**Your instructions:** Report all lines below with the word "image".

**Input data:**
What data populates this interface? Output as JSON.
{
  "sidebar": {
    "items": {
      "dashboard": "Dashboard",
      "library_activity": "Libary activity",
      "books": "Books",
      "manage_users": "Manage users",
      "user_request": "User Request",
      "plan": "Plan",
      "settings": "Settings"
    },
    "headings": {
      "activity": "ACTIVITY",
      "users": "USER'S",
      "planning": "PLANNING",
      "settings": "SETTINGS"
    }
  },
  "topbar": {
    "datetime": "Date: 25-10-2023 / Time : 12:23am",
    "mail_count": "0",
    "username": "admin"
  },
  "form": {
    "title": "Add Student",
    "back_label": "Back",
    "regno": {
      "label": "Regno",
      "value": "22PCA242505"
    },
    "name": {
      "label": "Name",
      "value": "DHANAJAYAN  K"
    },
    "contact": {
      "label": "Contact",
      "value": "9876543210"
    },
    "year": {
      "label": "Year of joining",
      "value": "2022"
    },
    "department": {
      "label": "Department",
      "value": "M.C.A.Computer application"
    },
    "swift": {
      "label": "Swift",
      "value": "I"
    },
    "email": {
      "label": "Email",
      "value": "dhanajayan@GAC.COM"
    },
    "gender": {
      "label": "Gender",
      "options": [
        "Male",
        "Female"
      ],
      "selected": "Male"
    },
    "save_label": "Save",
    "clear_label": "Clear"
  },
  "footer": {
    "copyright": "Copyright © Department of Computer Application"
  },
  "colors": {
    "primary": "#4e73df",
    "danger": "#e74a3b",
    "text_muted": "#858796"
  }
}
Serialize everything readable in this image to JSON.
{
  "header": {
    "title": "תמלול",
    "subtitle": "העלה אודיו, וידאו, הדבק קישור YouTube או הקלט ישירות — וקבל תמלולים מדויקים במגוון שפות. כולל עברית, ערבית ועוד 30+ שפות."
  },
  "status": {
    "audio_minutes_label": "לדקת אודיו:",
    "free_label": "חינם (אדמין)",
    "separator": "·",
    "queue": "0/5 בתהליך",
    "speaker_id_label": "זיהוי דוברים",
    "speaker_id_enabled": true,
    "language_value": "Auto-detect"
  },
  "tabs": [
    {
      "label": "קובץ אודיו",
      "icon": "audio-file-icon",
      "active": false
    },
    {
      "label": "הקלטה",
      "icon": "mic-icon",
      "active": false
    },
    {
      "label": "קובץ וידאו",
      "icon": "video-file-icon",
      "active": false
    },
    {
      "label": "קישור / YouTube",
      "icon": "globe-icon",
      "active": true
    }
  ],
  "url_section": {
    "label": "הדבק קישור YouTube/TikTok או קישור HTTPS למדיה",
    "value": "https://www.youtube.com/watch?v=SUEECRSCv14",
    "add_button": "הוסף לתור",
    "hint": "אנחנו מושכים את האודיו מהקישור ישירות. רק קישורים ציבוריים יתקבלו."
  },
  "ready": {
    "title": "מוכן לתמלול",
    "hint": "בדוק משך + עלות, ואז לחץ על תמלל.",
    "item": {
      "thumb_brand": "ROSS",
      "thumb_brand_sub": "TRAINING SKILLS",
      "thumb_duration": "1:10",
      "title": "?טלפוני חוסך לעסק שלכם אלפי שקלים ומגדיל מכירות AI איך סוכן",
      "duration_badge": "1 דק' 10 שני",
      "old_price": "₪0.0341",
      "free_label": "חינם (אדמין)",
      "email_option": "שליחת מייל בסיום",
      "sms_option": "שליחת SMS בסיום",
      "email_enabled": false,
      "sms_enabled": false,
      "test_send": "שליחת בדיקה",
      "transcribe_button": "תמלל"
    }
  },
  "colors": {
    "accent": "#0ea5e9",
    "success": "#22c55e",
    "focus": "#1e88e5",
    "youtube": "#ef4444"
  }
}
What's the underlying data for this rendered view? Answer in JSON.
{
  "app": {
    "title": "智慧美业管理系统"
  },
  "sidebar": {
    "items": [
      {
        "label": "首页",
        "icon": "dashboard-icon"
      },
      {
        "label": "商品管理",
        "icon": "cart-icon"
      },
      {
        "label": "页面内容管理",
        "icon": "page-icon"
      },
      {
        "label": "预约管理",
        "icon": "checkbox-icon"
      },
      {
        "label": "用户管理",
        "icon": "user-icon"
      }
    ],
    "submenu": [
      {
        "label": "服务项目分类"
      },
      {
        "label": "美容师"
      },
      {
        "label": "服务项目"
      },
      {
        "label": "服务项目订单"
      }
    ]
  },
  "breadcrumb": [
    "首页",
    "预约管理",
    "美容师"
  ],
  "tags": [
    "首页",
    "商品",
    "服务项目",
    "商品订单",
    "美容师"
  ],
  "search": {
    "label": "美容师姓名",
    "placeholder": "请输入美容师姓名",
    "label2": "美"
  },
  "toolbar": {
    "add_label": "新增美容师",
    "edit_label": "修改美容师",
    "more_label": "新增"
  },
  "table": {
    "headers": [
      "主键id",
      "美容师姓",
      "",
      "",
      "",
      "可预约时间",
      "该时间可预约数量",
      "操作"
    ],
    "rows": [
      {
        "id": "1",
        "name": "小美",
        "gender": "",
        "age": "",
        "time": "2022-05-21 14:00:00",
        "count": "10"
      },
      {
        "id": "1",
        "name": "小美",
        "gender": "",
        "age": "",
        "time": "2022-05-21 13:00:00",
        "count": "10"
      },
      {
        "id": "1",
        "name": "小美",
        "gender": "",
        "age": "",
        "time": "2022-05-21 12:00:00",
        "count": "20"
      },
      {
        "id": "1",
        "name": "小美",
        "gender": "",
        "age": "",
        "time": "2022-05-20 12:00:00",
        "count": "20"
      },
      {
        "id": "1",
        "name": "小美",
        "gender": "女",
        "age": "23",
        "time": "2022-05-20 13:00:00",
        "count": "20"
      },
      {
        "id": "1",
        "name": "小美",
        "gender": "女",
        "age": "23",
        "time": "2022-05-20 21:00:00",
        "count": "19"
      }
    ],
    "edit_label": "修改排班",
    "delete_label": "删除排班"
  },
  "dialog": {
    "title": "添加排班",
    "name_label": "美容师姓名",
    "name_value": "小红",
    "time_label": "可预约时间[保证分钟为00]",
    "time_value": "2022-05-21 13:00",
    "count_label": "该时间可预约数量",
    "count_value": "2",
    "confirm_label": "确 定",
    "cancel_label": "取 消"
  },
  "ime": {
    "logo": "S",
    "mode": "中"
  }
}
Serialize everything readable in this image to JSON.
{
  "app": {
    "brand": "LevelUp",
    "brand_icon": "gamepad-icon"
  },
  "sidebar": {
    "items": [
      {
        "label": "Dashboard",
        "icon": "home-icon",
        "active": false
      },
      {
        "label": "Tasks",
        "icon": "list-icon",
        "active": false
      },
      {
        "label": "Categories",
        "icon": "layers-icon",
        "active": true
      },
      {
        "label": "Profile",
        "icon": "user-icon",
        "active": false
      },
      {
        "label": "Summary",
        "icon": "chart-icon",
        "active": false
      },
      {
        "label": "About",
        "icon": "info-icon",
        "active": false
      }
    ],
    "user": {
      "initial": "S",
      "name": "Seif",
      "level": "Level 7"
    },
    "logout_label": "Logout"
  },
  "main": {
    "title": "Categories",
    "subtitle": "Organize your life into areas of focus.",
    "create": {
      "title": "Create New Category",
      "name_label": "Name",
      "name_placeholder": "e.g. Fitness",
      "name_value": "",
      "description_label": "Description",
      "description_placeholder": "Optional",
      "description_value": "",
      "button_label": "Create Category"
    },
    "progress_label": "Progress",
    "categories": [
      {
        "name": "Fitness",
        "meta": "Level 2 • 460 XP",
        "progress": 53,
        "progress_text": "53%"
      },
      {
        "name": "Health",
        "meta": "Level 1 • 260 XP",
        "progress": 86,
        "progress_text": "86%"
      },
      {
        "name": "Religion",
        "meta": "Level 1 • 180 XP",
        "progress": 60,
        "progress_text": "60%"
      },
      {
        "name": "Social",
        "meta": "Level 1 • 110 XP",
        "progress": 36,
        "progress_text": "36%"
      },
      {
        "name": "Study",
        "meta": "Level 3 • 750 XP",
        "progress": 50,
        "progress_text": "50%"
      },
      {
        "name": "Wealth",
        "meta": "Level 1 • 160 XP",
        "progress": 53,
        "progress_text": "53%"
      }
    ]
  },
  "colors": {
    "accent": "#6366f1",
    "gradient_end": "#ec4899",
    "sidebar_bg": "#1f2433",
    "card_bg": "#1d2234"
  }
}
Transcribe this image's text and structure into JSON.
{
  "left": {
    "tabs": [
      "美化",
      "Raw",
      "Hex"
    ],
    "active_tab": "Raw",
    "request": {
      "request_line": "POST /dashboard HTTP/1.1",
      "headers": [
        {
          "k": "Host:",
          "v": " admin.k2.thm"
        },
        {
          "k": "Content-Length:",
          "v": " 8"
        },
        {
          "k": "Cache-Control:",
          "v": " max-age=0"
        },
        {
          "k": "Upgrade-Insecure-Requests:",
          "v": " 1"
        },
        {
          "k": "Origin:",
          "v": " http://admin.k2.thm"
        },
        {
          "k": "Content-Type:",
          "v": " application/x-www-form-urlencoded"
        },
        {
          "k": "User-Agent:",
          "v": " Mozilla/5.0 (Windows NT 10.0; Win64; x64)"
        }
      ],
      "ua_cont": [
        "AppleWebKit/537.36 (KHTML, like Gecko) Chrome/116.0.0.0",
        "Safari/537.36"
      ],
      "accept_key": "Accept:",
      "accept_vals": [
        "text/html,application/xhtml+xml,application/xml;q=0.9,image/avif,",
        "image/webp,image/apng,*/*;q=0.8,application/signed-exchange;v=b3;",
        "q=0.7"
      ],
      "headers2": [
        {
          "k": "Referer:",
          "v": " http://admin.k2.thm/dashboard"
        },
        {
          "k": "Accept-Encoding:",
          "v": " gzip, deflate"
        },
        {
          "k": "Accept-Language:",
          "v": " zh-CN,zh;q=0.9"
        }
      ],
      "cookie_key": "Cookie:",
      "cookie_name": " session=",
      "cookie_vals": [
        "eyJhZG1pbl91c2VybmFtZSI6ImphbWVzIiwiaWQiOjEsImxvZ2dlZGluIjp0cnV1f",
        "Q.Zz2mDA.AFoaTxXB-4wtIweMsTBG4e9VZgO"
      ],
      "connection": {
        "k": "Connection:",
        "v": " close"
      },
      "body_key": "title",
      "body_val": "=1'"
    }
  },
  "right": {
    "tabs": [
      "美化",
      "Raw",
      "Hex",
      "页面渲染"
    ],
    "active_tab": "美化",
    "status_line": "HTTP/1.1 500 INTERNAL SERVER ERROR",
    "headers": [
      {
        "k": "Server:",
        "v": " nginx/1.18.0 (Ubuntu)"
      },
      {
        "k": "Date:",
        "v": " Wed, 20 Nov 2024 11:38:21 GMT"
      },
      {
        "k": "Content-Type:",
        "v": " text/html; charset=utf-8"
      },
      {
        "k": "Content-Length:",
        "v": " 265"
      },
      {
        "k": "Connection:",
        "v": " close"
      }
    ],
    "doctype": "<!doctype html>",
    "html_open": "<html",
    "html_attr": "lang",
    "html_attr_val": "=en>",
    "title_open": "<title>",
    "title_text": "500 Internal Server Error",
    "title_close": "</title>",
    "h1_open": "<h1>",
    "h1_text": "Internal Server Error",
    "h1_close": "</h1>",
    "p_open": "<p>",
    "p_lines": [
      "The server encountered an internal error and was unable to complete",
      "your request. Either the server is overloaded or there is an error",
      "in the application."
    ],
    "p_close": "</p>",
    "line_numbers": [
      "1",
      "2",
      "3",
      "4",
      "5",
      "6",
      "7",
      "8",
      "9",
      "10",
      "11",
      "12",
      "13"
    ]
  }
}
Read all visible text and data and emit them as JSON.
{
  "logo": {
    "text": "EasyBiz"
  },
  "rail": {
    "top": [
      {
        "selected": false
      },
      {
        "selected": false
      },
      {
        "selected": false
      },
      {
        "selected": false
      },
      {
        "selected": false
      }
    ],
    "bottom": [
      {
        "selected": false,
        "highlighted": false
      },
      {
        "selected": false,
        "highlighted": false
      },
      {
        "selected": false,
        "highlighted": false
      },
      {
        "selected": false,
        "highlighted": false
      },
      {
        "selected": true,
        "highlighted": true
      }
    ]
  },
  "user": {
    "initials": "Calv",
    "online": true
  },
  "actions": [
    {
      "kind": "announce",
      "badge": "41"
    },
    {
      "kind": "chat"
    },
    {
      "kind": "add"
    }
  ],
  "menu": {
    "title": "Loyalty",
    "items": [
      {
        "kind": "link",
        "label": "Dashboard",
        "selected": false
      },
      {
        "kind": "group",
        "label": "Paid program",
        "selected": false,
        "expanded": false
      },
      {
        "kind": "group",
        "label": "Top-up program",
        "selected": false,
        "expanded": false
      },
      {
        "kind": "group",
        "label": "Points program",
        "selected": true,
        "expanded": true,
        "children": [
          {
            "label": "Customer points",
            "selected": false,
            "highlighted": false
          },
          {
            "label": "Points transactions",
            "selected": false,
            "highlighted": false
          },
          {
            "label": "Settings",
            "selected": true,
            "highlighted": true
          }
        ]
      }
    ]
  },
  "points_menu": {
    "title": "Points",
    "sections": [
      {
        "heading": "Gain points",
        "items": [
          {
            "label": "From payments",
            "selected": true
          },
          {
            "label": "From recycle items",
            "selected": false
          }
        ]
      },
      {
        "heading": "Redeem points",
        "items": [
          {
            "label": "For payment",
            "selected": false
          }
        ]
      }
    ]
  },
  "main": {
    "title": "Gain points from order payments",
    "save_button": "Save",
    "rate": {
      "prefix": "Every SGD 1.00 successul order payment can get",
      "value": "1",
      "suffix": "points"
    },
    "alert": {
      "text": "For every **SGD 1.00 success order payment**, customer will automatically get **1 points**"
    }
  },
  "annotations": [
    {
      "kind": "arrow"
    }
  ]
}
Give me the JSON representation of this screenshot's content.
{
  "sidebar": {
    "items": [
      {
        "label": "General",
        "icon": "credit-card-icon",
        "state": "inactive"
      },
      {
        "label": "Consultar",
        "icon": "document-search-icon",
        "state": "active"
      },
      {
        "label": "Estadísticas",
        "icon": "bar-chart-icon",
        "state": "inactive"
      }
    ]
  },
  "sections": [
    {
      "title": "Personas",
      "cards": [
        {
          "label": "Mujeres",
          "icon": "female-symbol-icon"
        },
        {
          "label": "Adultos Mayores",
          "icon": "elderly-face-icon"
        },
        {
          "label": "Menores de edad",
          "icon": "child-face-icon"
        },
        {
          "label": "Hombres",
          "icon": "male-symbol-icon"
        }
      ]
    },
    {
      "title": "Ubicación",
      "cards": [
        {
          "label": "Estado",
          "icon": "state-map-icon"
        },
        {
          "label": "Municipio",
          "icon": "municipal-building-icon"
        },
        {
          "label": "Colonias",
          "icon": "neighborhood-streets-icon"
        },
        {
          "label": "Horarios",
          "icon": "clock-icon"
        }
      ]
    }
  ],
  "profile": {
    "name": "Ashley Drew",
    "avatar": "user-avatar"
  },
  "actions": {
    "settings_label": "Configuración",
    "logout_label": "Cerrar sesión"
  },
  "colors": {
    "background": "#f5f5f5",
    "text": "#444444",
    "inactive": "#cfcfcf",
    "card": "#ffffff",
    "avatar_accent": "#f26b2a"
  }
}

**Result of the task:**
Serialize everything readable in this image to JSON.
Serialize everything readable in this image to JSON.
Transcribe this image's text and structure into JSON.
        "text/html,application/xhtml+xml,application/xml;q=0.9,image/avif,",
        "image/webp,image/apng,*/*;q=0.8,application/signed-exchange;v=b3;",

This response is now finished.